■ Work instructions: The records that follow are to be repeated exactly, with no pictures carried over.

[Saved data entries]

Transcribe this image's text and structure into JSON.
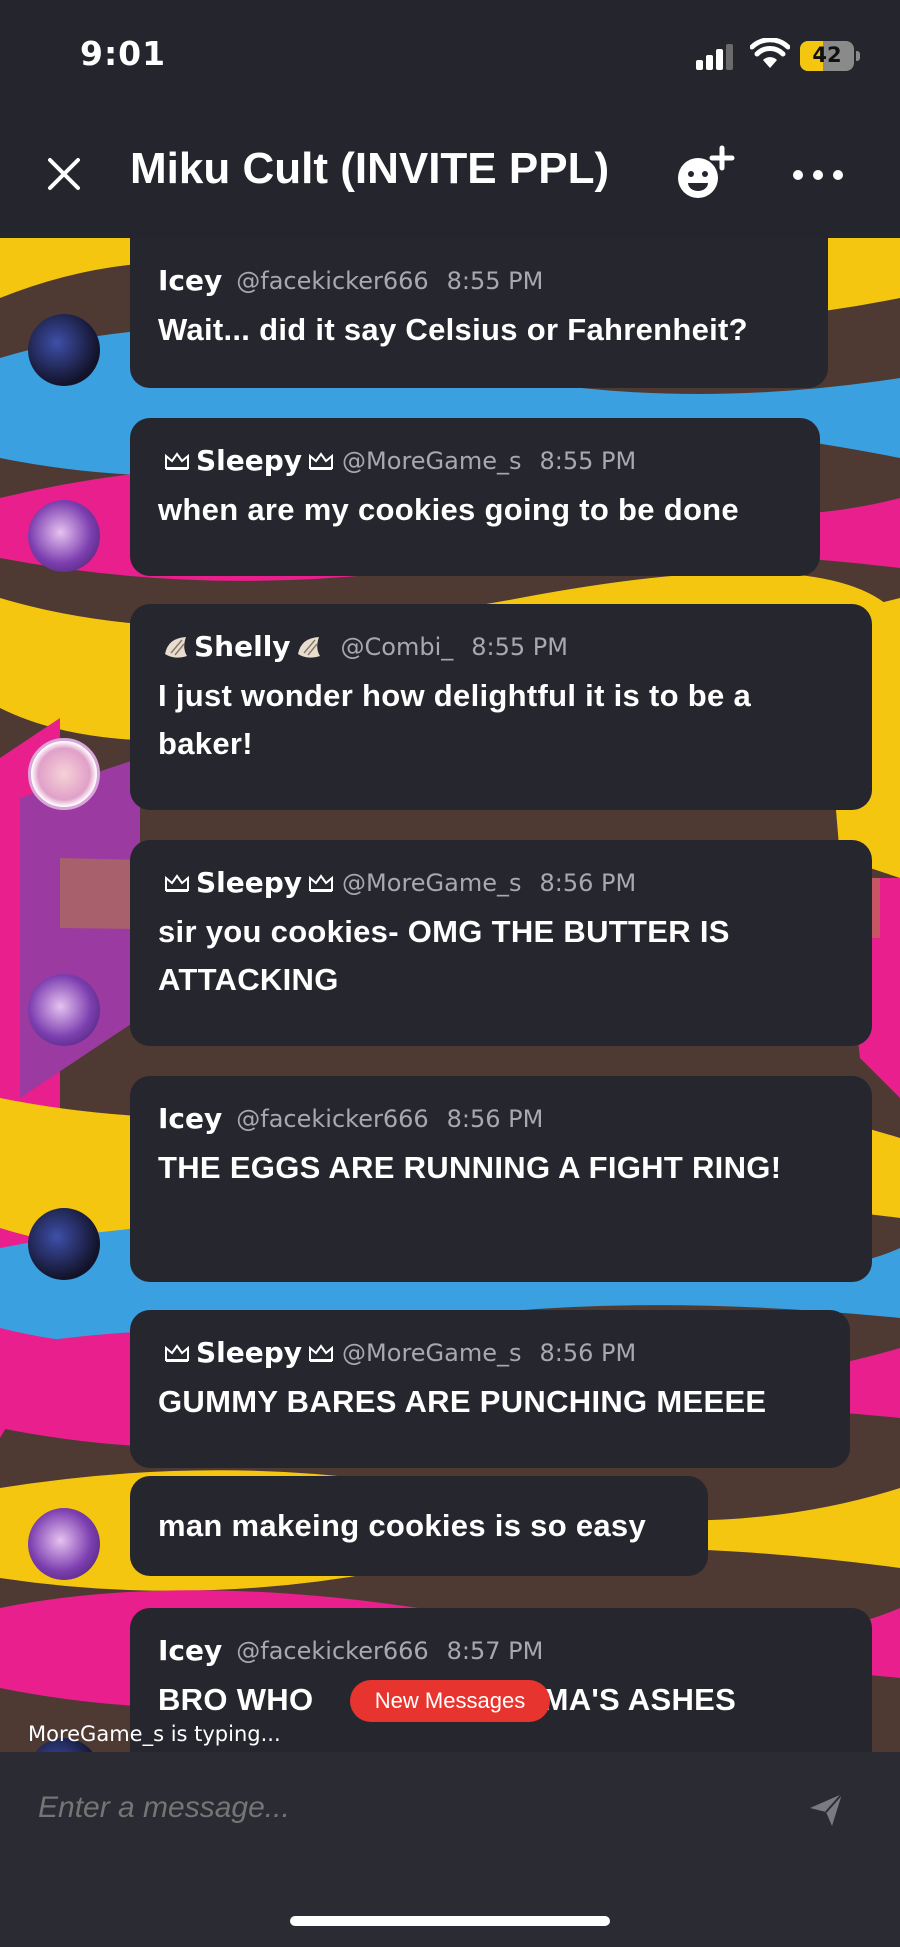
{
  "status_bar": {
    "time": "9:01",
    "battery": "42",
    "battery_level": 0.42
  },
  "header": {
    "title": "Miku Cult (INVITE PPL)",
    "close_icon": "close-icon",
    "add_member_icon": "add-member-icon",
    "more_icon": "more-icon"
  },
  "messages": [
    {
      "name": "Icey",
      "handle": "@facekicker666",
      "time": "8:55 PM",
      "text": "Wait... did it say Celsius or Fahrenheit?",
      "decor": "none"
    },
    {
      "name": "Sleepy",
      "handle": "@MoreGame_s",
      "time": "8:55 PM",
      "text": "when are my cookies going to be done",
      "decor": "crown"
    },
    {
      "name": "Shelly",
      "handle": "@Combi_",
      "time": "8:55 PM",
      "text": "I just wonder how delightful it is to be a baker!",
      "decor": "shell"
    },
    {
      "name": "Sleepy",
      "handle": "@MoreGame_s",
      "time": "8:56 PM",
      "text": "sir you cookies- OMG THE BUTTER IS ATTACKING",
      "decor": "crown"
    },
    {
      "name": "Icey",
      "handle": "@facekicker666",
      "time": "8:56 PM",
      "text": "THE EGGS ARE RUNNING A FIGHT RING!",
      "decor": "none"
    },
    {
      "name": "Sleepy",
      "handle": "@MoreGame_s",
      "time": "8:56 PM",
      "text": "GUMMY BARES ARE PUNCHING MEEEE",
      "decor": "crown"
    },
    {
      "text": "man makeing cookies is so easy"
    },
    {
      "name": "Icey",
      "handle": "@facekicker666",
      "time": "8:57 PM",
      "text": "BRO WHO",
      "text_tail": "NDMA'S ASHES"
    }
  ],
  "typing_indicator": "MoreGame_s is typing...",
  "new_messages_badge": "New Messages",
  "composer": {
    "placeholder": "Enter a message...",
    "send_icon": "send-icon"
  },
  "colors": {
    "background": "#25252e",
    "bubble": "#26262e",
    "badge": "#e8342e",
    "wallpaper": [
      "#f5c60f",
      "#3aa0e0",
      "#e81f8c",
      "#4e3a33",
      "#9b3aa0"
    ]
  }
}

■ Answer:
Transcribe this image's text and structure into JSON.
{
  "status_bar": {
    "time": "9:01",
    "battery": "42",
    "battery_level": 0.42
  },
  "header": {
    "title": "Miku Cult (INVITE PPL)",
    "close_icon": "close-icon",
    "add_member_icon": "add-member-icon",
    "more_icon": "more-icon"
  },
  "messages": [
    {
      "name": "Icey",
      "handle": "@facekicker666",
      "time": "8:55 PM",
      "text": "Wait... did it say Celsius or Fahrenheit?",
      "decor": "none"
    },
    {
      "name": "Sleepy",
      "handle": "@MoreGame_s",
      "time": "8:55 PM",
      "text": "when are my cookies going to be done",
      "decor": "crown"
    },
    {
      "name": "Shelly",
      "handle": "@Combi_",
      "time": "8:55 PM",
      "text": "I just wonder how delightful it is to be a baker!",
      "decor": "shell"
    },
    {
      "name": "Sleepy",
      "handle": "@MoreGame_s",
      "time": "8:56 PM",
      "text": "sir you cookies- OMG THE BUTTER IS ATTACKING",
      "decor": "crown"
    },
    {
      "name": "Icey",
      "handle": "@facekicker666",
      "time": "8:56 PM",
      "text": "THE EGGS ARE RUNNING A FIGHT RING!",
      "decor": "none"
    },
    {
      "name": "Sleepy",
      "handle": "@MoreGame_s",
      "time": "8:56 PM",
      "text": "GUMMY BARES ARE PUNCHING MEEEE",
      "decor": "crown"
    },
    {
      "text": "man makeing cookies is so easy"
    },
    {
      "name": "Icey",
      "handle": "@facekicker666",
      "time": "8:57 PM",
      "text": "BRO WHO",
      "text_tail": "NDMA'S ASHES"
    }
  ],
  "typing_indicator": "MoreGame_s is typing...",
  "new_messages_badge": "New Messages",
  "composer": {
    "placeholder": "Enter a message...",
    "send_icon": "send-icon"
  },
  "colors": {
    "background": "#25252e",
    "bubble": "#26262e",
    "badge": "#e8342e",
    "wallpaper": [
      "#f5c60f",
      "#3aa0e0",
      "#e81f8c",
      "#4e3a33",
      "#9b3aa0"
    ]
  }
}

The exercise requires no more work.